A mass spectrometry-based method to measure dialkylphosphate degradation products of organophosphorous insecticides in dust and orange juice.

PMID 20449223

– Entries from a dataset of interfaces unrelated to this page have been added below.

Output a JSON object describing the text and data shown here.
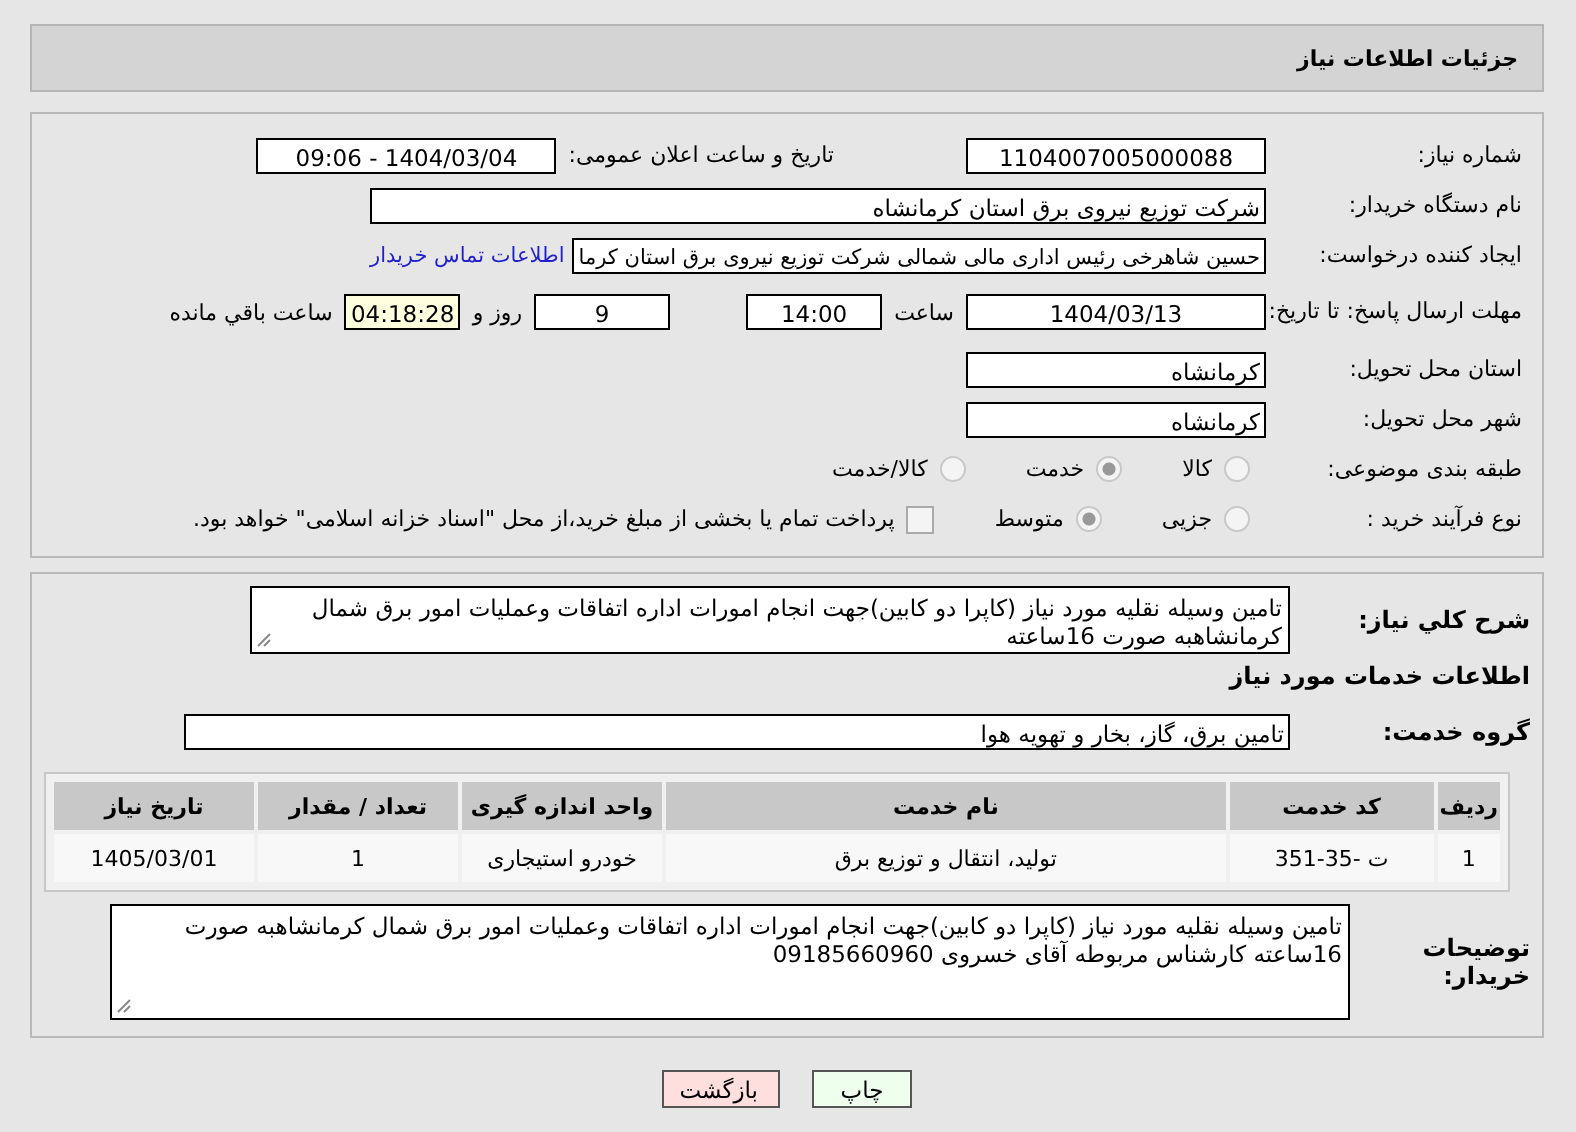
{
  "header": {
    "title": "جزئیات اطلاعات نیاز"
  },
  "need_number": {
    "label": "شماره نیاز:",
    "value": "1104007005000088"
  },
  "announce": {
    "label": "تاریخ و ساعت اعلان عمومی:",
    "value": "1404/03/04 - 09:06"
  },
  "buyer": {
    "label": "نام دستگاه خریدار:",
    "value": "شرکت توزیع نیروی برق استان کرمانشاه"
  },
  "creator": {
    "label": "ایجاد کننده درخواست:",
    "value": "حسین شاهرخی رئیس اداری مالی شمالی شرکت توزیع نیروی برق استان کرما",
    "link": "اطلاعات تماس خریدار"
  },
  "deadline": {
    "label": "مهلت ارسال پاسخ: تا تاریخ:",
    "date": "1404/03/13",
    "time_label": "ساعت",
    "time": "14:00",
    "days": "9",
    "days_label": "روز و",
    "remaining": "04:18:28",
    "remaining_label": "ساعت باقي مانده"
  },
  "province": {
    "label": "استان محل تحویل:",
    "value": "کرمانشاه"
  },
  "city": {
    "label": "شهر محل تحویل:",
    "value": "کرمانشاه"
  },
  "category": {
    "label": "طبقه بندی موضوعی:",
    "options": [
      {
        "label": "کالا",
        "selected": false
      },
      {
        "label": "خدمت",
        "selected": true
      },
      {
        "label": "کالا/خدمت",
        "selected": false
      }
    ]
  },
  "purchase_type": {
    "label": "نوع فرآیند خرید :",
    "options": [
      {
        "label": "جزیی",
        "selected": false
      },
      {
        "label": "متوسط",
        "selected": true
      }
    ],
    "payment": {
      "checked": false,
      "text": "پرداخت تمام یا بخشی از مبلغ خرید،از محل \"اسناد خزانه اسلامی\" خواهد بود."
    }
  },
  "description": {
    "label": "شرح کلي نياز:",
    "value": "تامین وسیله نقلیه مورد نیاز (کاپرا دو کابین)جهت انجام امورات اداره اتفاقات وعملیات امور برق شمال کرمانشاهبه صورت 16ساعته"
  },
  "services_heading": "اطلاعات خدمات مورد نیاز",
  "service_group": {
    "label": "گروه خدمت:",
    "value": "تامین برق، گاز، بخار و تهویه هوا"
  },
  "table": {
    "columns": [
      "ردیف",
      "کد خدمت",
      "نام خدمت",
      "واحد اندازه گیری",
      "تعداد / مقدار",
      "تاریخ نیاز"
    ],
    "rows": [
      [
        "1",
        "ت -35-351",
        "تولید، انتقال و توزیع برق",
        "خودرو استیجاری",
        "1",
        "1405/03/01"
      ]
    ]
  },
  "notes": {
    "label": "توضیحات خریدار:",
    "value": "تامین وسیله نقلیه مورد نیاز (کاپرا دو کابین)جهت انجام امورات اداره اتفاقات وعملیات امور برق شمال کرمانشاهبه صورت 16ساعته کارشناس مربوطه آقای خسروی 09185660960"
  },
  "buttons": [
    {
      "label": "چاپ",
      "kind": "print"
    },
    {
      "label": "بازگشت",
      "kind": "back"
    }
  ]
}
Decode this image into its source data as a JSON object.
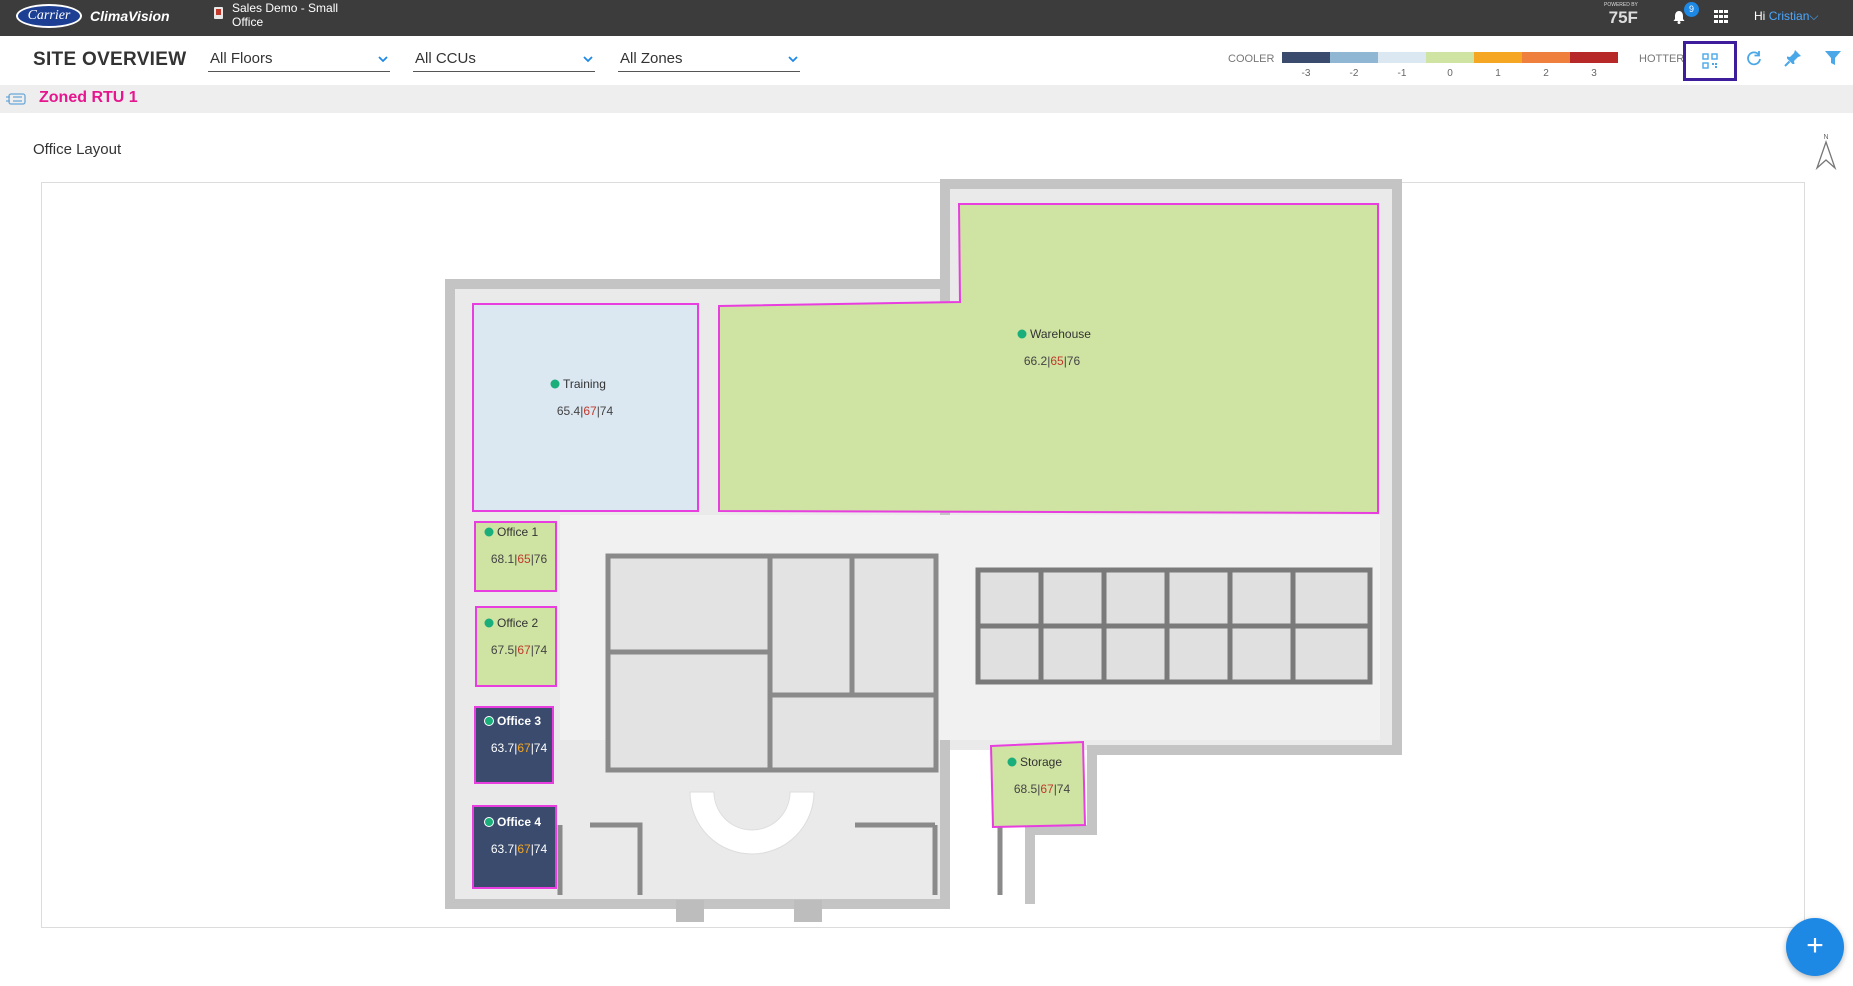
{
  "topbar": {
    "logo_text": "Carrier",
    "app_name": "ClimaVision",
    "site_name": "Sales Demo - Small Office",
    "brand_small": "POWERED BY",
    "brand": "75F",
    "notification_count": "9",
    "greeting": "Hi",
    "user_name": "Cristian"
  },
  "header": {
    "title": "SITE OVERVIEW",
    "filters": {
      "floors": "All Floors",
      "ccus": "All CCUs",
      "zones": "All Zones"
    },
    "legend": {
      "cooler_label": "COOLER",
      "hotter_label": "HOTTER",
      "ticks": [
        "-3",
        "-2",
        "-1",
        "0",
        "1",
        "2",
        "3"
      ],
      "colors": [
        "#3a4b6e",
        "#8fb6d2",
        "#dbe7f1",
        "#cfe3a2",
        "#f5a623",
        "#ef7f3c",
        "#b72828"
      ]
    }
  },
  "breadcrumb": {
    "label": "Zoned RTU 1"
  },
  "layout": {
    "section_title": "Office Layout",
    "compass_label": "N",
    "zones": [
      {
        "name": "Training",
        "current": "65.4",
        "set": "67",
        "max": "74",
        "fill": "#dbe7f1",
        "set_color": "#c0392b"
      },
      {
        "name": "Warehouse",
        "current": "66.2",
        "set": "65",
        "max": "76",
        "fill": "#cfe3a2",
        "set_color": "#c0392b"
      },
      {
        "name": "Office 1",
        "current": "68.1",
        "set": "65",
        "max": "76",
        "fill": "#cfe3a2",
        "set_color": "#c0392b"
      },
      {
        "name": "Office 2",
        "current": "67.5",
        "set": "67",
        "max": "74",
        "fill": "#cfe3a2",
        "set_color": "#c0392b"
      },
      {
        "name": "Office 3",
        "current": "63.7",
        "set": "67",
        "max": "74",
        "fill": "#3a4b6e",
        "set_color": "#f5a623"
      },
      {
        "name": "Office 4",
        "current": "63.7",
        "set": "67",
        "max": "74",
        "fill": "#3a4b6e",
        "set_color": "#f5a623"
      },
      {
        "name": "Storage",
        "current": "68.5",
        "set": "67",
        "max": "74",
        "fill": "#cfe3a2",
        "set_color": "#c0392b"
      }
    ]
  },
  "fab_label": "+"
}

Dialkylphosphates (DAPs) are urinary metabolites and breakdown products of organophosphorous (OP) pesticides. Urinary DAPs are widely used to assess exposure to OP pesticides in epidemiologic studies. Recent evidence suggests that preformed DAPs are present in food and that they may also be present in other parts of the environment. Thus, DAP concentrations observed in urine may reflect a person's exposure to both parent OP pesticides and preformed DAPs in food and other environmental media. The presence of preformed DAPs in multiple media may indicate that previous studies have overestimated exposure to OP pesticides and that the use of urinary DAPs as biomarkers of exposure for OP pesticides may not accurately characterize exposure in non-acute settings. To establish the presence of DAPs in environmental and food media, we developed analytical methods to measure six DAPs in dust and orange juice. The limits of detection (LOD) for the dimethyl phosphates (dimethylphosphate (DMP), dimethylthiophosphate, and dimethyldithiophosphate) ranged from 2.8-9.9 ng g(-1) and 0.2-0.4 ng mL(-1) in dust and juice, respectively. The LODs for the diethyl phosphates (diethylphosphate (DEP), diethylthiophosphate, diethyldithiophosphate) ranged from 5.2-10.4 ng g(-1) and 0.5-3.0 ng mL(-1) in dust and juice, respectively. The extraction efficiencies for the analytes ranged from 23% to 91% and from 41% to 85% in dust and orange juice, respectively. DMP was detected in about half of the dust samples whereas DEP was detected in 80% of the dust samples tested. Other DAPs were less frequently detected in dust. Less than 3% of intact pesticide present in the matrices was converted to their respective DAPs during the pre-analytic and analytic process. Evaluation of the conversion of intact pesticides in the samples to DAPs will help us to better understand the contribution of preformed DAPs to urinary DAP concentrations.